By PAUL VITELLO
Jerome P. Horwitz, a scientific researcher who created AZT in 1964 in the hope that it would cure cancer but who entered the medical pantheon decades later when AZT became the first successful drug treatment for people with AIDS, died on Sept. 6 in Bloomfield Township, Mich. He was 93.
His wife, Sharon Horwitz, confirmed his death, which had not been widely reported until this week.
Dr. Horwitz never achieved much fame and did not earn a penny for making the AZT compound. The riches — billions of dollars eventually — went to the drug company that tested it, patented it and, in 1986, won federal approval for it as the first treatment proven to prolong AIDS patients’ lives.
Dr. Horwitz told interviewers that when AZT (short for azidothymidine) had failed as a cancer drug, he literally put it away on a shelf in disappointment and moved on to explore other ideas, never bothering to patent it.
To console himself, he half-kiddingly told colleagues at Wayne State University’s cancer research center in Detroit that AZT and several similar drugs he had developed were “a very interesting set of compounds that were waiting for the right disease.”
That set of compounds not only proved useful 22 years later in combating full-blown AIDS, it also defined a new approach to attacking disease by stealth.
Dr. Horwitz called the family of compounds he and his colleagues had developed “dideoxythymidines.” All were synthetic forms of components of DNA known as nucleosides, a building block of genetic material. The researchers had injected AZT into cancer cells, hoping it would act like a Trojan horse to hinder cell growth by confusing the DNA’s real nucleosides.
The stealth approach did not work against cancer, but it provided the foundation for the development of antiviral drugs now used in treating the human immunodeficiency virus, as well as hepatitis and herpes.
“It would be hard to put a number on how many lives have been saved because of these three drugs,” said Nathalia Holt, an AIDS research fellow at the Ragon Institute of Massachusetts General Hospital, M.I.T. and Harvard. She referred to AZT and two other compounds that Dr. Horwitz created, known as didanosine and stauvidine. “They form the basis for the antiviral therapy we use today.”

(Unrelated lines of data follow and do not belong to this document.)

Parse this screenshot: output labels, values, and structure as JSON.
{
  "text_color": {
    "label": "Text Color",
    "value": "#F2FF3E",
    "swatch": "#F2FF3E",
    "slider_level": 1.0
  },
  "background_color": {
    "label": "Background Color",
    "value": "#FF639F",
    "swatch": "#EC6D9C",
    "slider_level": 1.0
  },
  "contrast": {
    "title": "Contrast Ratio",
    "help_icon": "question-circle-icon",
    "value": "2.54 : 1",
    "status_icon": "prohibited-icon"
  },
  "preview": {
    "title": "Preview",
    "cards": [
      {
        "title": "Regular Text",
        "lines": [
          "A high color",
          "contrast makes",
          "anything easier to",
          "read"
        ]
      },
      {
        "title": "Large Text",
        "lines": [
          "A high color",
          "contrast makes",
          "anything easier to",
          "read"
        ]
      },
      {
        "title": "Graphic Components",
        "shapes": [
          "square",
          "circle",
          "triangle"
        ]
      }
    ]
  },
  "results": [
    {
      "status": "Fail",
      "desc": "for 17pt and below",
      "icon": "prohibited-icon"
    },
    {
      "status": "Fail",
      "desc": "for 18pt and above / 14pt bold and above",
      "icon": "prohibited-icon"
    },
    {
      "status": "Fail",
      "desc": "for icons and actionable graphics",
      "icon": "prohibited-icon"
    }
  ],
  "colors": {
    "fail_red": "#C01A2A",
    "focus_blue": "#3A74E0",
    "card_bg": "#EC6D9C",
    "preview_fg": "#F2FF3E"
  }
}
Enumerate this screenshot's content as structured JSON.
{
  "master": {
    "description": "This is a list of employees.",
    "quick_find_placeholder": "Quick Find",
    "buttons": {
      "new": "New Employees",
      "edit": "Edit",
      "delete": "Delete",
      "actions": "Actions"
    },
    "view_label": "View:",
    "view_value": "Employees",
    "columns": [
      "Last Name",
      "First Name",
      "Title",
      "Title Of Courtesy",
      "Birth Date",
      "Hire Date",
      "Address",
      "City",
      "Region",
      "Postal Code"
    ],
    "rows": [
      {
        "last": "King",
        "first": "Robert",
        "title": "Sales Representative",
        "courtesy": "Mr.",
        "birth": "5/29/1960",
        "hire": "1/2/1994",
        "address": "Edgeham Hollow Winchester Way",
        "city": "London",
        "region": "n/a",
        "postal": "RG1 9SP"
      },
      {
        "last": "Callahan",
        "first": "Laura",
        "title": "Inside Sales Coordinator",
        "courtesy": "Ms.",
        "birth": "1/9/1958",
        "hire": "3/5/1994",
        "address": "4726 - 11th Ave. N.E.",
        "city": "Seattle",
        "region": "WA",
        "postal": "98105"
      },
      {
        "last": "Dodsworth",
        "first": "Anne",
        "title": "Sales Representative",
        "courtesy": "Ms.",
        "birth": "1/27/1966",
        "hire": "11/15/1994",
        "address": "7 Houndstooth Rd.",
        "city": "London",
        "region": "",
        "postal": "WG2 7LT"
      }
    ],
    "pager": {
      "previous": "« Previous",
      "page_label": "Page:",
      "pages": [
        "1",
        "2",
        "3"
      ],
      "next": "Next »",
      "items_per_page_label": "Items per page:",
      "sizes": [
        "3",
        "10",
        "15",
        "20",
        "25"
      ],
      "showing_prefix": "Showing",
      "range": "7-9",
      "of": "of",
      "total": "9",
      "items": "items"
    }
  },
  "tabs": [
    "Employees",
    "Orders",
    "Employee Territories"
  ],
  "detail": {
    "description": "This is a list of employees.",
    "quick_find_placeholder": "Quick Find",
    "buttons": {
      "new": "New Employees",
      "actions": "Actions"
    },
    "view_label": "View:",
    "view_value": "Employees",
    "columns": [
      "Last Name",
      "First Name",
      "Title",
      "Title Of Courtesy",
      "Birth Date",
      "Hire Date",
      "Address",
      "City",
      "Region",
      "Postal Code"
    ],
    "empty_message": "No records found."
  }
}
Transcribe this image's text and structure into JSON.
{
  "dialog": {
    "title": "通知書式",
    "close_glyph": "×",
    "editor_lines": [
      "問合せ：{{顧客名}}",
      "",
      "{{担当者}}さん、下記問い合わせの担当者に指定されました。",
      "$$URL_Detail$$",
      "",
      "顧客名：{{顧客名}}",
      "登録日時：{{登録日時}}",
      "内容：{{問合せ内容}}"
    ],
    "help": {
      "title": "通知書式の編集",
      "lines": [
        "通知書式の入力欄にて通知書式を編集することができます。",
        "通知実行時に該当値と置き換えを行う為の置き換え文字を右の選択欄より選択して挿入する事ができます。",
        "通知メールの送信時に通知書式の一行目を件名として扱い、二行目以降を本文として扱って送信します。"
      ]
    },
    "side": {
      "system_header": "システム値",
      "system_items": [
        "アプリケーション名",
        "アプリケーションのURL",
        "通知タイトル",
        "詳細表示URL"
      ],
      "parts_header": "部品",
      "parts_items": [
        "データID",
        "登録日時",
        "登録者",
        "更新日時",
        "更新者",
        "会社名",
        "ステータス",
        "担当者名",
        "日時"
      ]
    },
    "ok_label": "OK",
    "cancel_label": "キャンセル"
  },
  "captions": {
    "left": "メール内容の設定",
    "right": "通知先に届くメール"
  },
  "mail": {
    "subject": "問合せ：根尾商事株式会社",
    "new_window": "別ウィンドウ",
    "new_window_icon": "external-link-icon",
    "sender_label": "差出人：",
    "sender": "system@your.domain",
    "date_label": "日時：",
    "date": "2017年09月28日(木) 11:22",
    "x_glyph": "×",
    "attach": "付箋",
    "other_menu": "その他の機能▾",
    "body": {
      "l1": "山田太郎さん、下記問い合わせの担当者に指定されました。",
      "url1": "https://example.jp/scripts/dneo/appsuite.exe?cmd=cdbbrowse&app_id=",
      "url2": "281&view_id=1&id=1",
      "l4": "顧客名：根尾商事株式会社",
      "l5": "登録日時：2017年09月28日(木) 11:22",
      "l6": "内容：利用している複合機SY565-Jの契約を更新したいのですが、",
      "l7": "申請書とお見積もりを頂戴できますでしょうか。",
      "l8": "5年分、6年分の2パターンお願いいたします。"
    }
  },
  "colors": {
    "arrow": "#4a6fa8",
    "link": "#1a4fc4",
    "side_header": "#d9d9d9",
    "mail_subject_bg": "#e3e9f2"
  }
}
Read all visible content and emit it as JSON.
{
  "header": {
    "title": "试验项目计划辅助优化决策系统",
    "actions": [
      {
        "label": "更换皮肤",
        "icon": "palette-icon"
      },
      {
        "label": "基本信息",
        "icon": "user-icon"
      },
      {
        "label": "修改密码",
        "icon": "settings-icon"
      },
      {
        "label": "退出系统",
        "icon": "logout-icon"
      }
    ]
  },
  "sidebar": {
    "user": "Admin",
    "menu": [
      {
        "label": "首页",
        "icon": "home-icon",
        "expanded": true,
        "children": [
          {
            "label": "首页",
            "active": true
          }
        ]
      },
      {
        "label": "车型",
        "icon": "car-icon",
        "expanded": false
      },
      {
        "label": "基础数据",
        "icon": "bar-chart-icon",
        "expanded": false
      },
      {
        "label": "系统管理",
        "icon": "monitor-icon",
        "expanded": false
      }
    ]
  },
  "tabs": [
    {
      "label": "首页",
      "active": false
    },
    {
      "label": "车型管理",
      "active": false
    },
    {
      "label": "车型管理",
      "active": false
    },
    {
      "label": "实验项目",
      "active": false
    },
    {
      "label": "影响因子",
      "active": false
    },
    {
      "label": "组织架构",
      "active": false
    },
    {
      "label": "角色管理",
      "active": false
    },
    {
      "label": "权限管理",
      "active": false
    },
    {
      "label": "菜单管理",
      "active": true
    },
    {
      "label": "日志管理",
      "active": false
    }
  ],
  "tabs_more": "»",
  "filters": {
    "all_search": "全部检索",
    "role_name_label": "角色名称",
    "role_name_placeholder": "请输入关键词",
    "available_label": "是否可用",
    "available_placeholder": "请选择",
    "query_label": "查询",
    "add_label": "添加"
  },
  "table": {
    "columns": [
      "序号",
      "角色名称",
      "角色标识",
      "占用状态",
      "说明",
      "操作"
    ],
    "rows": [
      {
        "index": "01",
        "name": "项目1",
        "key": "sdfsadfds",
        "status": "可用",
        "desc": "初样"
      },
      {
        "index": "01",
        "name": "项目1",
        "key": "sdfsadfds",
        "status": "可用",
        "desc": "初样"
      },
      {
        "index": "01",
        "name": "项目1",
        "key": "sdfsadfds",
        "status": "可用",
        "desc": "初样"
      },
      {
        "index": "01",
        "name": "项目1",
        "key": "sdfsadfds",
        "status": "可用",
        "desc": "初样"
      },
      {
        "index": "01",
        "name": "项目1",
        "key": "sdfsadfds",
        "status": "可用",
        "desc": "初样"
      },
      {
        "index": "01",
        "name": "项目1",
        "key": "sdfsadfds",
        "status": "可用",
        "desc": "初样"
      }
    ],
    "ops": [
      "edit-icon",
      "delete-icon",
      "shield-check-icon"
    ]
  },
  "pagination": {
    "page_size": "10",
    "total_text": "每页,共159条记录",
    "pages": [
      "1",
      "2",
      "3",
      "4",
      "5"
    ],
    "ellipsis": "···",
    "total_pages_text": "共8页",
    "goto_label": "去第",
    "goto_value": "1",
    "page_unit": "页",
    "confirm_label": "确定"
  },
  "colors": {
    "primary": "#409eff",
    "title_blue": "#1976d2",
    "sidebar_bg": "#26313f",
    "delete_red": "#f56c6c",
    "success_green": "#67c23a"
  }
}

AZT collected dust on the shelf until the mid-1980s, when public awareness of the growing death toll from AIDS prompted a widespread search for treatments. Along with thousands of other drugs being tried in laboratories, the pharmaceutical company Burroughs Wellcome asked the National Cancer Institute to determine whether AZT might be effective in treating people with AIDS.
When a group of scientists financed by the institute found that it was effective, the drug company filed for and received a patent. (The company later became GlaxoSmithKline in a merger.)
The approval of AZT for treating AIDS made Dr. Horwitz briefly famous. Newspapers wrote about him and “ABC World News Tonight” profiled him as a “Person of the Week.” But for Dr. Horwitz, the publicity was soured by the loss of potential income — both for him and for his research center — because of their failure to secure a patent.